AN online petition to get Alan Turing featured on the back of a £10 note has gathered more than 16,000 signatures.
The man credited with breaking the Enigma code at Bletchley’s Station X during the Second World War, committed suicide in 1954 after being convicted of being a homosexual.
This Saturday, Mr Turing would have celebrated his 100th birthday and is widely regarded as a national hero for his work at Bletchley Park.
For many years, a petition has circulated online to get Mr Turing officially pardoned for his ‘crime’, getting support from Iain Stewart, MP for Milton Keynes South, and the backing of the Citizen.
But to date, the call for an official pardon has been turned down, much to the disappointment of campaigners and his family.

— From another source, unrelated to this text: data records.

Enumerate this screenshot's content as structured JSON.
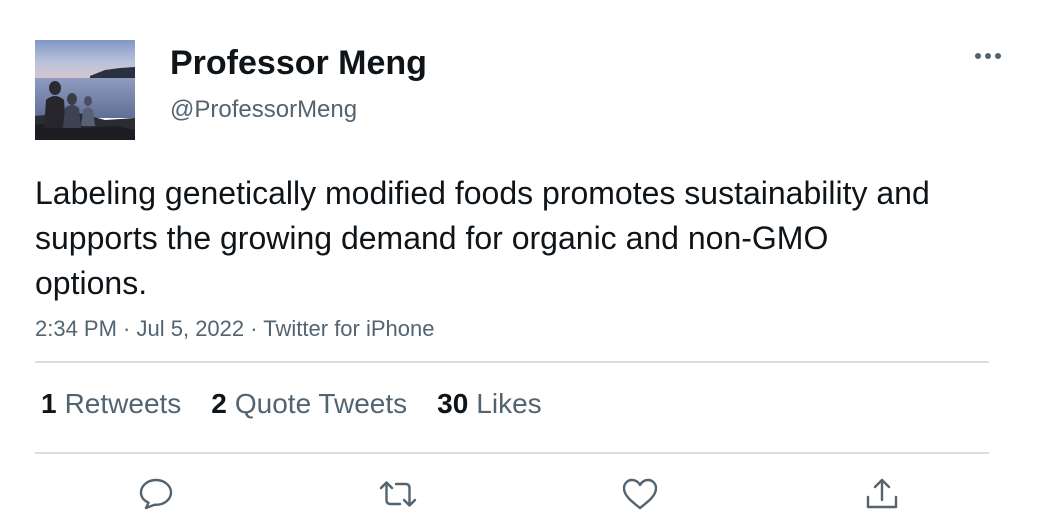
{
  "author": {
    "display_name": "Professor Meng",
    "handle": "@ProfessorMeng",
    "avatar": "lakeside-sunset-photo"
  },
  "tweet": {
    "text": "Labeling genetically modified foods promotes sustainability and supports the growing demand for organic and non-GMO options.",
    "time": "2:34 PM",
    "sep1": " · ",
    "date": "Jul 5, 2022",
    "sep2": " · ",
    "source": "Twitter for iPhone"
  },
  "stats": {
    "retweets": {
      "count": "1",
      "label": "Retweets"
    },
    "quotes": {
      "count": "2",
      "label": "Quote Tweets"
    },
    "likes": {
      "count": "30",
      "label": "Likes"
    }
  },
  "icons": {
    "more": "more-horizontal-icon",
    "reply": "reply-icon",
    "retweet": "retweet-icon",
    "like": "like-icon",
    "share": "share-icon"
  },
  "colors": {
    "text": "#0f1419",
    "secondary": "#536471",
    "divider": "#dadde1"
  }
}
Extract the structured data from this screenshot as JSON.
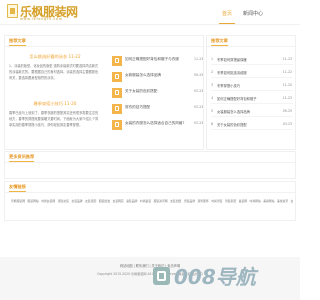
{
  "site": {
    "name": "乐枫服装网",
    "url_small": "www.lefengfu.com"
  },
  "nav": {
    "items": [
      {
        "label": "首页",
        "active": true
      },
      {
        "label": "新闻中心",
        "active": false
      }
    ]
  },
  "sections": {
    "recommended": {
      "title": "推荐文章",
      "articles": [
        {
          "title": "怎么挑选好看的泳衣",
          "date": "11-22",
          "body": "1、泳装的版型、化妆品的版型 选购泳装款式时要选择简洁款式的泳装款式的，要根据自己的身材选择。泳装的选择主要跟肤色有关，要选择跟身型相符的泳衣。"
        },
        {
          "title": "春季穿搭小技巧",
          "date": "11-20",
          "body": "春季已经马上就到了，春季衣服的搭配其实还有很多需要注意的地方，春季的穿搭既要保暖又要时尚，下面就为大家介绍几个简单实用的春季穿搭小技巧，帮你轻松搞定春季穿搭。"
        }
      ],
      "features": [
        {
          "title": "如何正确搭配好背包和帽子与衣服",
          "date": "11-23"
        },
        {
          "title": "女款服装怎么选择品牌",
          "date": "09-25"
        },
        {
          "title": "关于女装的色彩搭配",
          "date": "03-23"
        },
        {
          "title": "穿衣的技巧搭配",
          "date": "03-23"
        },
        {
          "title": "女装的衣服怎么选择适合自己的风格?",
          "date": "03-23"
        }
      ]
    },
    "sidebar": {
      "title": "推荐文章",
      "items": [
        {
          "num": "1",
          "title": "冬季如何穿搭最保暖",
          "date": "11-23"
        },
        {
          "num": "2",
          "title": "冬季如何挑选羽绒服",
          "date": "11-22"
        },
        {
          "num": "3",
          "title": "冬季穿搭小技巧",
          "date": "11-20"
        },
        {
          "num": "4",
          "title": "如何正确搭配好背包和帽子",
          "date": "11-23"
        },
        {
          "num": "5",
          "title": "女装服装怎么选择品牌",
          "date": "09-25"
        },
        {
          "num": "6",
          "title": "关于女装的色彩搭配",
          "date": "03-23"
        }
      ]
    },
    "more": {
      "title": "更多资讯推荐"
    },
    "friends": {
      "title": "友情链接",
      "links": [
        "乐枫服装网",
        "服装网站",
        "时尚女装网",
        "潮流女装",
        "女装品牌",
        "女装搭配",
        "服装批发",
        "女装网店",
        "童装品牌",
        "时尚童装",
        "服装资讯网",
        "女装加盟",
        "男装品牌",
        "潮男服饰",
        "时尚男装",
        "男装搭配",
        "童装网",
        "时尚网站",
        "美容网站",
        "美妆资讯",
        "女装网",
        "服装搭配",
        "女装潮流",
        "服装展示",
        "服装设计"
      ]
    }
  },
  "footer": {
    "links": "网站地图 | 联系我们 | 关于我们 | 免责声明",
    "copyright": "Copyright 2015-2020 乐枫服装网 All Rights Reserved 联系我们 站长QQ"
  },
  "watermark": {
    "text": "008导航"
  },
  "colors": {
    "accent": "#e79c2e",
    "footer_bg": "#f6f6f6",
    "watermark": "#9eb6bf"
  }
}
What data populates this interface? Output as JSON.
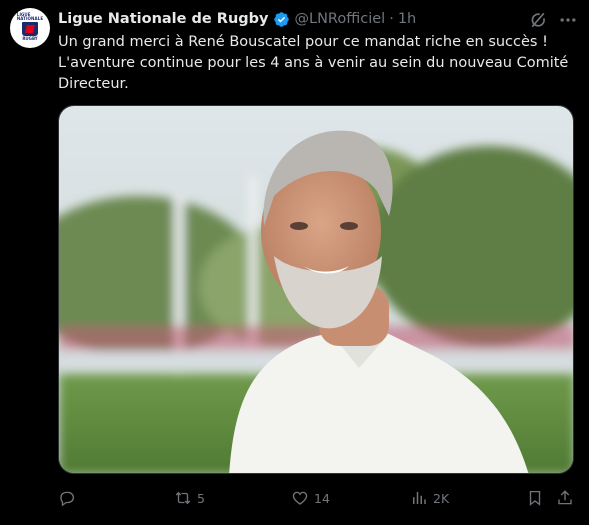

Now, another petition, started in March has received more than 16,500 signatures to get Turing’s image immortalised on the next generation of £10 notes. Thomas Thurman, who set up the petition, wrote: “Alan Turing is a national hero. His contribution to computer science, and hence to the life of the nation and the world, is incalculable.
“The ripple-effect of his theories on modern life continues to grow, and may never stop. The current Bank of England £10 notes are Series E, but Series F notes are already in circulation for some denominations.
“We therefore call upon the Treasury to request the Bank of England to consider depicting Alan Turing when Series F £10 banknotes are designed.”
To sign the £10 note petition, visit the ‘Turing tenner’ petition website.